By mid-morning the infantrymen were also running low on ammunition. RAAF helicopters were called in to deliver more and evacuate the wounded, bravely hovering low over the battle raging below. Later that morning one was shot down. Two men were killed in the crash and others were wounded. As air support and artillery kept the enemy at bay, other Australians managed to reach their comrades and bolster their defences. That afternoon the tanks, supported by D Company, swept through to finally link up with B Company. But all was now quiet. A tense night holding a defensive perimeter followed, but the Battle of Long Khanh was over. The enemy had in fact quietly withdrawn the previous afternoon.
Private Don Hannaford remembered the scene as they mopped up the following morning:
… we moved through the bunker system with the tanks. Once we left where the platoon’s position had been the day before, the jungle was just obliterated. I remember there were bits and pieces of human flesh and limbs all over the place, and blood trails everywhere. The enemy was obviously a very large force and they had taken every dead body they could carry with them, leaving virtually none behind (English, p. 54).
The enemy force encountered were elements of 3 Battalion, 33 North Vietnamese Army Regiment, comprised of some 40 members of its C10 Company, and some additional men from its C12 Heavy Weapons Company.
In this battle three Australians had been killed; one artillery forward observer hit during the initial firefight (Second Lieutenant Ian Mathers), and two RAAF men in the chopper crash, Flight Lieutenant Everitt Lance and Corporal David Dubber. Ten more men were wounded, including two of the chopper crew. While artillery and air support had been excellent, infantry-tank cooperation had been outstanding. Without the armoured support right there on the ground, the outcome for 5 Platoon might have been far more grim.
Operation Overlord continued and on 12 June the enemy ambushed Some Australian armoured personnel carriers patrolling the area of operations.
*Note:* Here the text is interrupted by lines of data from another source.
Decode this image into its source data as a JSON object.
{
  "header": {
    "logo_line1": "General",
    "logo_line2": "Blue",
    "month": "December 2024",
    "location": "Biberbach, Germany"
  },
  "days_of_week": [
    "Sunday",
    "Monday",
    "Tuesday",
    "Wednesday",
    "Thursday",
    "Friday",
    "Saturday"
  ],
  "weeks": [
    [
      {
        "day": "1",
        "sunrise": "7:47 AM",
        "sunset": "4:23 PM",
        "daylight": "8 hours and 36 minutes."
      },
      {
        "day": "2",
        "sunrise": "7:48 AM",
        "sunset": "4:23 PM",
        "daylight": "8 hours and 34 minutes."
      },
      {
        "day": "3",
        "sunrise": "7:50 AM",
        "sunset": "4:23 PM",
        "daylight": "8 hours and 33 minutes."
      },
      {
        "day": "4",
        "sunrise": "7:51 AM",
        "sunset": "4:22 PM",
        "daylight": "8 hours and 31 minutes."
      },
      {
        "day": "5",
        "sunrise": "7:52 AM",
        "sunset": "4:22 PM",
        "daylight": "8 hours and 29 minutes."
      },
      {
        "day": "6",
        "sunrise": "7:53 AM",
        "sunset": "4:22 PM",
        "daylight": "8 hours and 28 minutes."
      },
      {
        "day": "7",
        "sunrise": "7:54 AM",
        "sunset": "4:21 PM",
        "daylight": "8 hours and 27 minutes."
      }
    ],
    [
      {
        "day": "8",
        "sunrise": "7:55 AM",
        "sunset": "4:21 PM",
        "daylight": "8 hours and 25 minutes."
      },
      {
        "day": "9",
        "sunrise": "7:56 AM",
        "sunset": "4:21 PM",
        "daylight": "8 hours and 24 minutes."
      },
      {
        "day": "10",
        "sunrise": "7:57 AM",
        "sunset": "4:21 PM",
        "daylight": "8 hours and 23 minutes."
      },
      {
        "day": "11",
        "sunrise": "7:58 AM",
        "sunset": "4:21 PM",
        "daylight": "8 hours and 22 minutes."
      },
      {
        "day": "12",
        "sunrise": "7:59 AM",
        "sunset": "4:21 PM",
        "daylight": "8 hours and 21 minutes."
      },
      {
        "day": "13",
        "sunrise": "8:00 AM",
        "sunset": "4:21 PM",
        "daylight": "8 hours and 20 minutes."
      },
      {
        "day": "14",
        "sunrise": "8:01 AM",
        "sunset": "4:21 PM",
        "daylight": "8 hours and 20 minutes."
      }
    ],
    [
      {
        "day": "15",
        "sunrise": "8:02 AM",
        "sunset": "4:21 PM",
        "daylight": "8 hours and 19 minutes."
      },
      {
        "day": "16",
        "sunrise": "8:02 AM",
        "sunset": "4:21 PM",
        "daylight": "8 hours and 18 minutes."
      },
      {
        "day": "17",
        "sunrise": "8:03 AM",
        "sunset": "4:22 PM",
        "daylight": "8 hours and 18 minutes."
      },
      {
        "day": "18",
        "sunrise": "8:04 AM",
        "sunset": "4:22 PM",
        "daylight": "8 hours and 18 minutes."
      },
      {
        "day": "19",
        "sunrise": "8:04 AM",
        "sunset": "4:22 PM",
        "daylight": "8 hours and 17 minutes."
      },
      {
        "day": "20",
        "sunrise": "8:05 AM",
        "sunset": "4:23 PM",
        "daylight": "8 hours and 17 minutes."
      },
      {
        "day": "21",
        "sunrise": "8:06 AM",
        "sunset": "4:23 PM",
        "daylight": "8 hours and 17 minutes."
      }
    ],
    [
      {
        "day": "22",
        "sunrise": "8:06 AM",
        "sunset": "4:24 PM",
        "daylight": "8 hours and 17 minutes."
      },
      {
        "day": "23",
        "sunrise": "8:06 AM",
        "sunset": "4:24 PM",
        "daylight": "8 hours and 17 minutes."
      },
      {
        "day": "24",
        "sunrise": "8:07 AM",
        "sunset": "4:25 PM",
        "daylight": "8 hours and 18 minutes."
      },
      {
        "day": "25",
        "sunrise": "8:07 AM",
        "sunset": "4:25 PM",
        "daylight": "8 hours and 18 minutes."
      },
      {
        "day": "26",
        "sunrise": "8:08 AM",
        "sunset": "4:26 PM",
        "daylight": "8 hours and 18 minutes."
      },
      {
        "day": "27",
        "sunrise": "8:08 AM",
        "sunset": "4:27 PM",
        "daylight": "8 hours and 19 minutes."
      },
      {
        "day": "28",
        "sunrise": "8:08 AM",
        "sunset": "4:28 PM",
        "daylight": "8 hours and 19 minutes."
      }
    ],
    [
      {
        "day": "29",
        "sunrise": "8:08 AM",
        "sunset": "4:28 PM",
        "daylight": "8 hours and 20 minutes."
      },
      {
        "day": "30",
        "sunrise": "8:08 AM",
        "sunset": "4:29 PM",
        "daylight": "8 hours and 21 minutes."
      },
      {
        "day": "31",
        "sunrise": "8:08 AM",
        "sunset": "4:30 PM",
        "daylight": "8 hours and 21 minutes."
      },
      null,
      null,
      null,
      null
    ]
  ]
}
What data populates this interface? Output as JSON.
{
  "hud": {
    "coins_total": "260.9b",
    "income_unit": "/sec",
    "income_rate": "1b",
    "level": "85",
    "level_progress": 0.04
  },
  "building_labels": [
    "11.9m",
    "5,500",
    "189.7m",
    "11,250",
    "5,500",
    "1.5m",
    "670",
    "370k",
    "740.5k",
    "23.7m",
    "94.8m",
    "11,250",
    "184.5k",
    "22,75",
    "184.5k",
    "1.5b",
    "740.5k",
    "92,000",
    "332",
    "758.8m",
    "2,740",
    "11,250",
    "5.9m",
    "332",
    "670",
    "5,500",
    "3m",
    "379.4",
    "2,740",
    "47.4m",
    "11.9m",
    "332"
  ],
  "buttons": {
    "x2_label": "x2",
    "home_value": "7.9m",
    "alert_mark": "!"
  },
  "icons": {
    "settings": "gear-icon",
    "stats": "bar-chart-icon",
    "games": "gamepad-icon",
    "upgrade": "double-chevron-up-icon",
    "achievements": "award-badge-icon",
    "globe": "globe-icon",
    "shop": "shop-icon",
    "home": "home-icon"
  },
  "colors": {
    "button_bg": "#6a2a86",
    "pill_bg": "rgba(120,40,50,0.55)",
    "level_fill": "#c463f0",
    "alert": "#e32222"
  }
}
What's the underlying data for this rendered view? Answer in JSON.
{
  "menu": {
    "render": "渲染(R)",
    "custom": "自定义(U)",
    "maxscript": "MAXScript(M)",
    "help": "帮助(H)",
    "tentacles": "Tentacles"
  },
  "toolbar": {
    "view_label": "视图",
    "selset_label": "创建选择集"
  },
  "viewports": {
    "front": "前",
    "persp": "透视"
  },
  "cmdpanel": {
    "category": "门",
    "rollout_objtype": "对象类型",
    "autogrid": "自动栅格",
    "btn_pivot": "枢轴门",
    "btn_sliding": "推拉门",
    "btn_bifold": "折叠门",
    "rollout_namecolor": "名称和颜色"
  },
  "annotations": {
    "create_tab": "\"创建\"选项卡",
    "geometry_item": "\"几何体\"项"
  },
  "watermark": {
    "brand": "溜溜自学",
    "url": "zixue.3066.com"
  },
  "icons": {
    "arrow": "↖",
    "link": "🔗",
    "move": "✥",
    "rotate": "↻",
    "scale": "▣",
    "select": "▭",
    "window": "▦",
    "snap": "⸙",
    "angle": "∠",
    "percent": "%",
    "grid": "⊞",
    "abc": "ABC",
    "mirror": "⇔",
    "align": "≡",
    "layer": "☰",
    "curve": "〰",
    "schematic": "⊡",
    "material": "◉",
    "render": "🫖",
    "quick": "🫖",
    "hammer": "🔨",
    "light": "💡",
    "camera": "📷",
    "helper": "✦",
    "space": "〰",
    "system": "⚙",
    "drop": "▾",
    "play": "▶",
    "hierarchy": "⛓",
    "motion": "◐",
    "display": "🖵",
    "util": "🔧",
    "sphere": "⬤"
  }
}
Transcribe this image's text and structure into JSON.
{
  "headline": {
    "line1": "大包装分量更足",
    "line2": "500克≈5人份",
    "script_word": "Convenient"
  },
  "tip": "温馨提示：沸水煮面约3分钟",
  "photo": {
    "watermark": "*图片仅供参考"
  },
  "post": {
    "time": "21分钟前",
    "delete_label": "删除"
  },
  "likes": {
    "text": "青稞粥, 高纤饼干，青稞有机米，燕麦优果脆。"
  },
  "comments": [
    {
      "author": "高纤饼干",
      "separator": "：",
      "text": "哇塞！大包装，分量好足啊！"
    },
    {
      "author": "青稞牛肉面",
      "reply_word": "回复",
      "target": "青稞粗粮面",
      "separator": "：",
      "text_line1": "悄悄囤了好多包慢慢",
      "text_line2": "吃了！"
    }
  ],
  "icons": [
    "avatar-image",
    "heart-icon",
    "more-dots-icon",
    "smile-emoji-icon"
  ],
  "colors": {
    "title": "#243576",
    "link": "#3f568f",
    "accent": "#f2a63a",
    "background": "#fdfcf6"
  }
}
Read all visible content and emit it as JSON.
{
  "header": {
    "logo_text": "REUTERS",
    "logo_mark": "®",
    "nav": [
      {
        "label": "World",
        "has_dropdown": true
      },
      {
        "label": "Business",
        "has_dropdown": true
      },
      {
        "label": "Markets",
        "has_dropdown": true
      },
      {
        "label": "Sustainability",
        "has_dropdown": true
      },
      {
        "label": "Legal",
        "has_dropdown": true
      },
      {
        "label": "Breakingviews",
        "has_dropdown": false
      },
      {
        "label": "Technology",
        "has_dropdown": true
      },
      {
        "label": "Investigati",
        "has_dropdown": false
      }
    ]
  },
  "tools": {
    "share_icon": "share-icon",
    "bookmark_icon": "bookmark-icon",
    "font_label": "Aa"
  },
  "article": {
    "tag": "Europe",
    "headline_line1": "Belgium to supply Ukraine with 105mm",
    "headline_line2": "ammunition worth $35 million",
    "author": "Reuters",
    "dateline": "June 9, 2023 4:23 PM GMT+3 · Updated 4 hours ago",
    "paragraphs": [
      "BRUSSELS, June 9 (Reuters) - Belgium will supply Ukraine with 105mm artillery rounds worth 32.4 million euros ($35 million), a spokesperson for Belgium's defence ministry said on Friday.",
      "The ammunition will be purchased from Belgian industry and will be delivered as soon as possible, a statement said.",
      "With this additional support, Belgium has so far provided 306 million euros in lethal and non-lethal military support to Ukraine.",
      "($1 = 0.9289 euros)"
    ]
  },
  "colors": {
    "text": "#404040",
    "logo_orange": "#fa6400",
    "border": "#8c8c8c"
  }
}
A rocket propelled grenade hit an external storage bin on one vehicle containing 12-15 claymore mines, causing a massive explosion that killed seven on board and wounded others – the greatest number of Australian casualties in a single incident during the war. Overlord concluded two days later.
The operation was successful in driving the enemy from their bases in the area and thwarting plans for further incursions into Phuoc Tuy – at least temporarily. But the enemy force had not been destroyed; only six dead were found but likely more would have been carried away by their comrades. Ten Australians had been killed in action and 24 wounded. This was a stark reminder that the enemy was still dangerous and would fight to the bitter end. For their bravery under fire, eight Australians were recognised with awards including Lieutenant Kells who won a Military Cross. Second Lieutenant Bruce Cameron, commanding the tanks of 5 Troop was also awarded the Military Cross for this action, combined with another later in June.
The Battle of Long Khanh: 3 RAR Vietnam, 1971 / Michael English (1995)
When the Scorpion Stings: The History of the 3rd Cavalry Regiment, Vietnam, 1965-1972 / Paul Anderson (2002)
Fighting to the Finish: The Australian Army and the Vietnam War, 1968-1975 / Ashley Ekins with Ian McNeill (2012)
3RAR Commander’s Diaries. Available online